TASK REQUIREMENTS
What is the count of lines below that include "credit"? Reply with nothing else.

(DATA FOR REVIEW Opens)

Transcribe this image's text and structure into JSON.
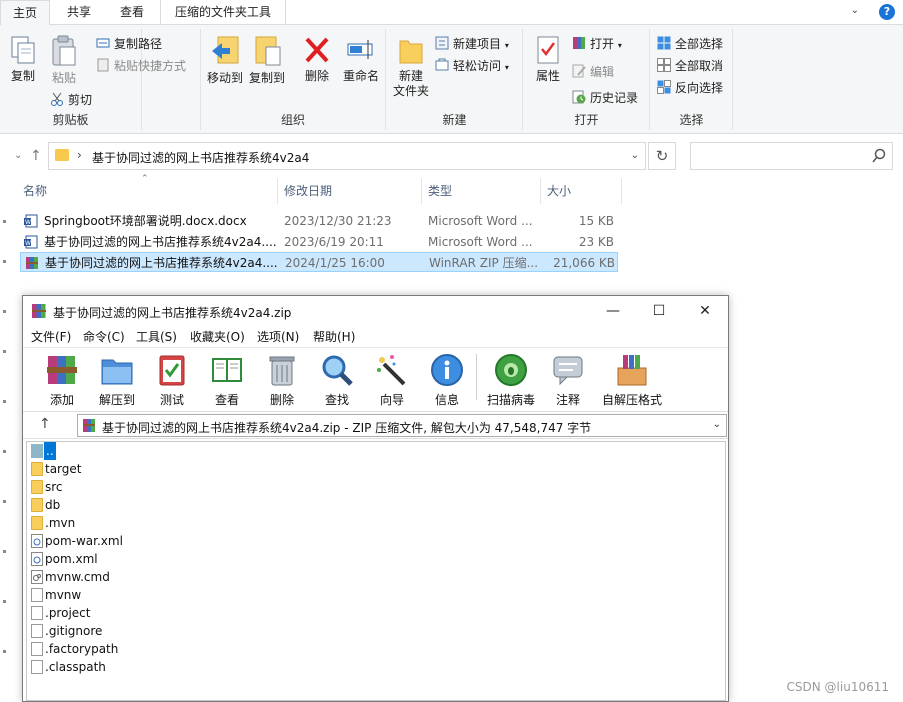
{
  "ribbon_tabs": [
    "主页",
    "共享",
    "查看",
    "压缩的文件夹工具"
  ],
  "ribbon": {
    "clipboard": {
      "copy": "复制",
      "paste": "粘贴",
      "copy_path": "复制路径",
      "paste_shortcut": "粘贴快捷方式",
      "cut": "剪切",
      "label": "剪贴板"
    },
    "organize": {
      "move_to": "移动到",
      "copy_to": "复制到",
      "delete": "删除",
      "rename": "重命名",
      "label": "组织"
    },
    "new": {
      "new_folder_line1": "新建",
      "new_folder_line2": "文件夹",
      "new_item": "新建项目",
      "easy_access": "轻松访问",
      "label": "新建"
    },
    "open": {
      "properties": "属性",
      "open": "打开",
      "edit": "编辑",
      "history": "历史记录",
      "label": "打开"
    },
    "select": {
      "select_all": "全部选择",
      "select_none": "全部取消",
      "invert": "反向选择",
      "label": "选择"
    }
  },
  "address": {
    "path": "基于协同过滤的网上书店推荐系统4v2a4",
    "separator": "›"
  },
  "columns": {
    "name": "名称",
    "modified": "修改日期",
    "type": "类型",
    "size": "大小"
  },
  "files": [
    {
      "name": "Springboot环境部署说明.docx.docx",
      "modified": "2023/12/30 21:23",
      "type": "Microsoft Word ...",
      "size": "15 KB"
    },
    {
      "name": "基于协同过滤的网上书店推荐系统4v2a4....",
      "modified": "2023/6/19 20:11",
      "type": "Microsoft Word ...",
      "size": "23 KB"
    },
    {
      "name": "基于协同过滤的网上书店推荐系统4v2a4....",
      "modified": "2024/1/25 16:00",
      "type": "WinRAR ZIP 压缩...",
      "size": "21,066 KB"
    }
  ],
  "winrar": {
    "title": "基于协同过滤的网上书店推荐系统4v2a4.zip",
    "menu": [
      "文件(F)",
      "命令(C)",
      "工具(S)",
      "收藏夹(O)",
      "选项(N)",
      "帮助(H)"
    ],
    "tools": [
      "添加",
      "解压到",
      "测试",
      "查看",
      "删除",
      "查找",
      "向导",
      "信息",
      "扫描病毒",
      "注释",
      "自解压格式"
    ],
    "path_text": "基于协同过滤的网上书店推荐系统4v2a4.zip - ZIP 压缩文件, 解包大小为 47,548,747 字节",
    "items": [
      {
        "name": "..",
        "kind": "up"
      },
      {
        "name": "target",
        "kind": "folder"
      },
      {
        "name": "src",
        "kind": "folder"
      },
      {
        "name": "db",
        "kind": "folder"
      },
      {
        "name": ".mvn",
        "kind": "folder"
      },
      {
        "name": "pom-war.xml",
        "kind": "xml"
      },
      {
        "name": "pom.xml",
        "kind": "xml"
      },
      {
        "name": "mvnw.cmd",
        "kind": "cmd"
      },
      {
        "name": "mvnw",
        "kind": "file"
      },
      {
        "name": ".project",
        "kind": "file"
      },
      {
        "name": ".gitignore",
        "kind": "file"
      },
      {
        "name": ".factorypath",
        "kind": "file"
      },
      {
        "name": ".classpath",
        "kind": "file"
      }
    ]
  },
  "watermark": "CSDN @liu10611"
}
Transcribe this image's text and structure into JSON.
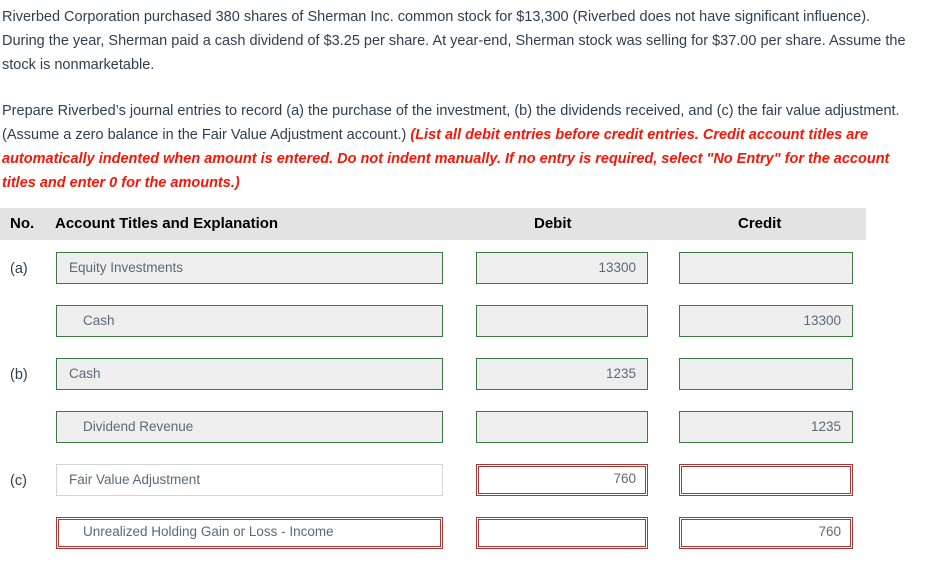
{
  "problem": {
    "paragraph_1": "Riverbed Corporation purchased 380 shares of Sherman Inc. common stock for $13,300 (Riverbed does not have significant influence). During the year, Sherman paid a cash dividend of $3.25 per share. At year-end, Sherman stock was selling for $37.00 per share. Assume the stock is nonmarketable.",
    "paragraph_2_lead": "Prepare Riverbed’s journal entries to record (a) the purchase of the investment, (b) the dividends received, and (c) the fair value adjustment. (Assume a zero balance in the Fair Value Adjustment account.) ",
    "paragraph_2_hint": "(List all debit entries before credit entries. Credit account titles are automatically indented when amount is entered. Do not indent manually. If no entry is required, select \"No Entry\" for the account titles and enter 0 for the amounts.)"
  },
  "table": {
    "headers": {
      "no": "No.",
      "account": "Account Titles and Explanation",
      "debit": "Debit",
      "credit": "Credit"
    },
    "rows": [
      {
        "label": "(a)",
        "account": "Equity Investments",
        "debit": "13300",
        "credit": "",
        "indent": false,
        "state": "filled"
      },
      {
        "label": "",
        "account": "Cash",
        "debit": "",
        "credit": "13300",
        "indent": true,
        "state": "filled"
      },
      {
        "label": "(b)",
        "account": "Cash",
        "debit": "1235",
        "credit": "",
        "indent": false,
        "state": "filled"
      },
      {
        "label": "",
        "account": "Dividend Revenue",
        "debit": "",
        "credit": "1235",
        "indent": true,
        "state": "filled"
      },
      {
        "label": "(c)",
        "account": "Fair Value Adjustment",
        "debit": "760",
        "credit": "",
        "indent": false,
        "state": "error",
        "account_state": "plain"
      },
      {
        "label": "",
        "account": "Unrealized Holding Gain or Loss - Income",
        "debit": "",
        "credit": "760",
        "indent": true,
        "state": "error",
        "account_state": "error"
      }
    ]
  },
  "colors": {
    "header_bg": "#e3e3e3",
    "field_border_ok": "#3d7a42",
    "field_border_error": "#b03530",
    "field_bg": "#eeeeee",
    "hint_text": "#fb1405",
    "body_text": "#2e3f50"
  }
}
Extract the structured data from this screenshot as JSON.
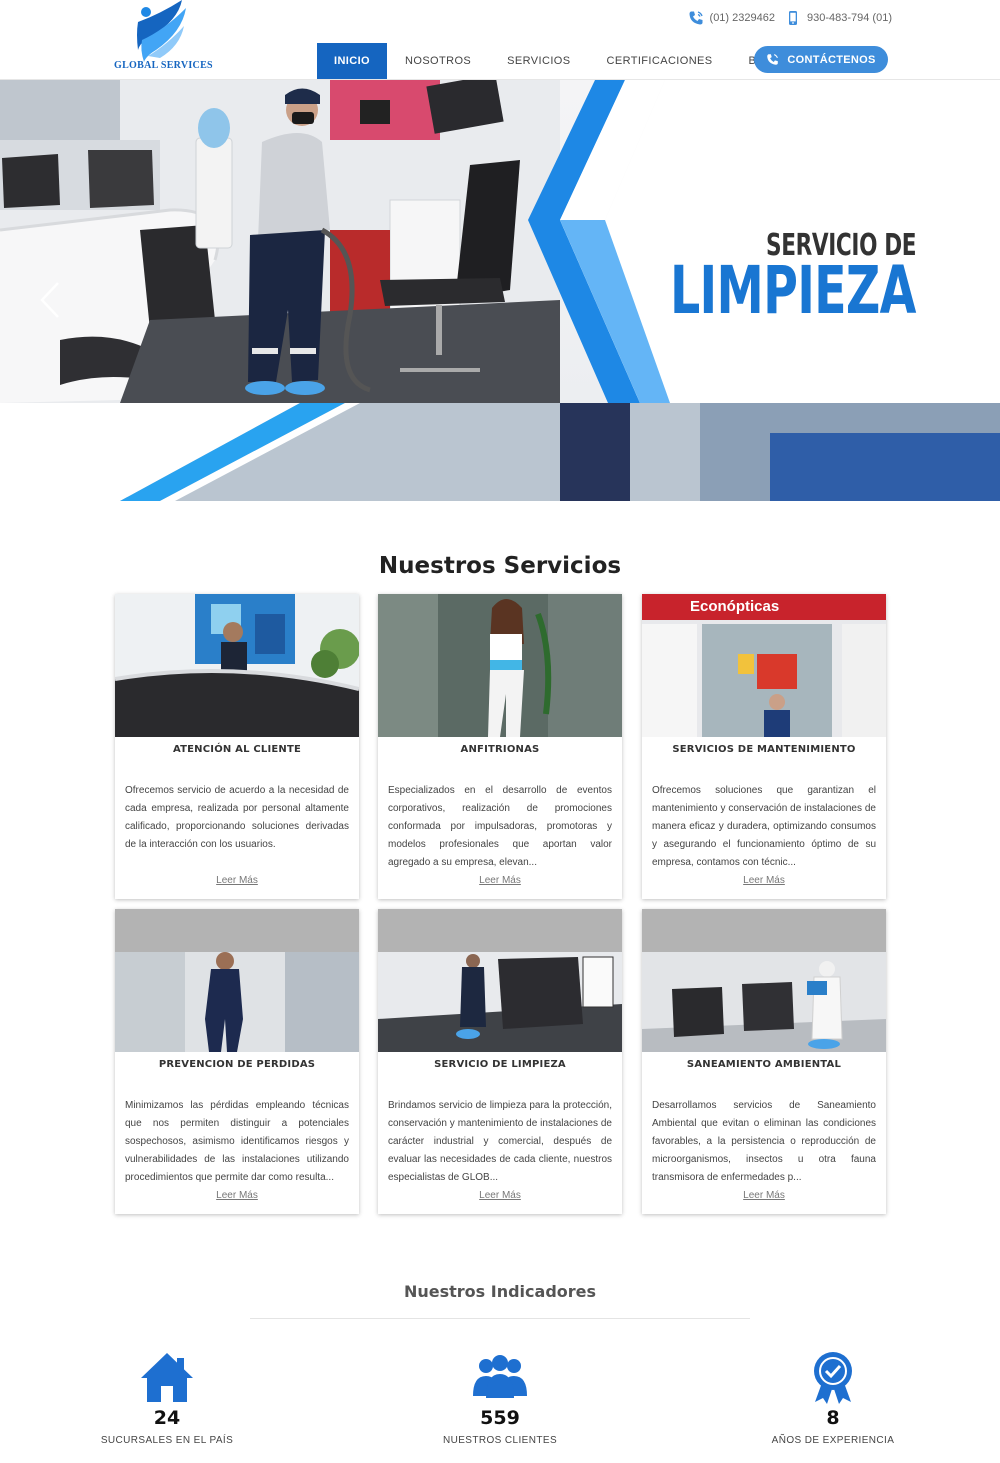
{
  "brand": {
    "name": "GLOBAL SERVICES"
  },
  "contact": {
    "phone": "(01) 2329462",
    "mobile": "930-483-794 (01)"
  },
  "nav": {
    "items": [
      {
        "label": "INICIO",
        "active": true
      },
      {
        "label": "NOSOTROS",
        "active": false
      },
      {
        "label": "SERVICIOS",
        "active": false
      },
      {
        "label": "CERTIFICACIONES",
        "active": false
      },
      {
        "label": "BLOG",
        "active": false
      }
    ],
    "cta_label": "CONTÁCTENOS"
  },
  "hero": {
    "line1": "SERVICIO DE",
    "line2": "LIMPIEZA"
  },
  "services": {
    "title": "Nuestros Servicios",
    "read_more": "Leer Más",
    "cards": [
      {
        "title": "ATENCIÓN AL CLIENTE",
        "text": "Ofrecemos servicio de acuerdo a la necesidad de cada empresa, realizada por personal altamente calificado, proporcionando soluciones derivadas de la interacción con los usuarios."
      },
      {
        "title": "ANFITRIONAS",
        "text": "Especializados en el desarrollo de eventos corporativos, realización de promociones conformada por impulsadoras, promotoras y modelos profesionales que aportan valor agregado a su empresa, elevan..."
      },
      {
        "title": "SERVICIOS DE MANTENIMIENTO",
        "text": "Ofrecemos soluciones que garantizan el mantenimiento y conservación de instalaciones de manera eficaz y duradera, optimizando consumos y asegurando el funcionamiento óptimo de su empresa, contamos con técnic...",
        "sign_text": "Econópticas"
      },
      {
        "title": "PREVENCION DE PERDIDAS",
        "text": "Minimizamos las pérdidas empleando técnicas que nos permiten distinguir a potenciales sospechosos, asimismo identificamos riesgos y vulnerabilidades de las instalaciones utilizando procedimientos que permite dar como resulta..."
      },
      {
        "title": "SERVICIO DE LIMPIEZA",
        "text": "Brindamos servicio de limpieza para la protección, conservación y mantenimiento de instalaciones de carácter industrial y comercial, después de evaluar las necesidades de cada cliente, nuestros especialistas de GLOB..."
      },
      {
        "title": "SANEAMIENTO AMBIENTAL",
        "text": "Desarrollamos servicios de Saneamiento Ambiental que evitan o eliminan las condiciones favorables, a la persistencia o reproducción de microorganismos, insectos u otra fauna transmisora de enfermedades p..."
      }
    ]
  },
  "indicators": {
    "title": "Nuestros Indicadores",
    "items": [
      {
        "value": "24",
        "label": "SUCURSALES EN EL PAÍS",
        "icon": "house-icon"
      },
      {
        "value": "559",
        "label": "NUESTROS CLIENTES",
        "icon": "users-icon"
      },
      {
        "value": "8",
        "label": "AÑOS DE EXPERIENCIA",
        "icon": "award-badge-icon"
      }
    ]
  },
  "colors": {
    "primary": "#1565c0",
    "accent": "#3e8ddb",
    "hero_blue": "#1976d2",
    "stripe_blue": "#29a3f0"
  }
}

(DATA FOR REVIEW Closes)

OUTPUT OF THE TASK
8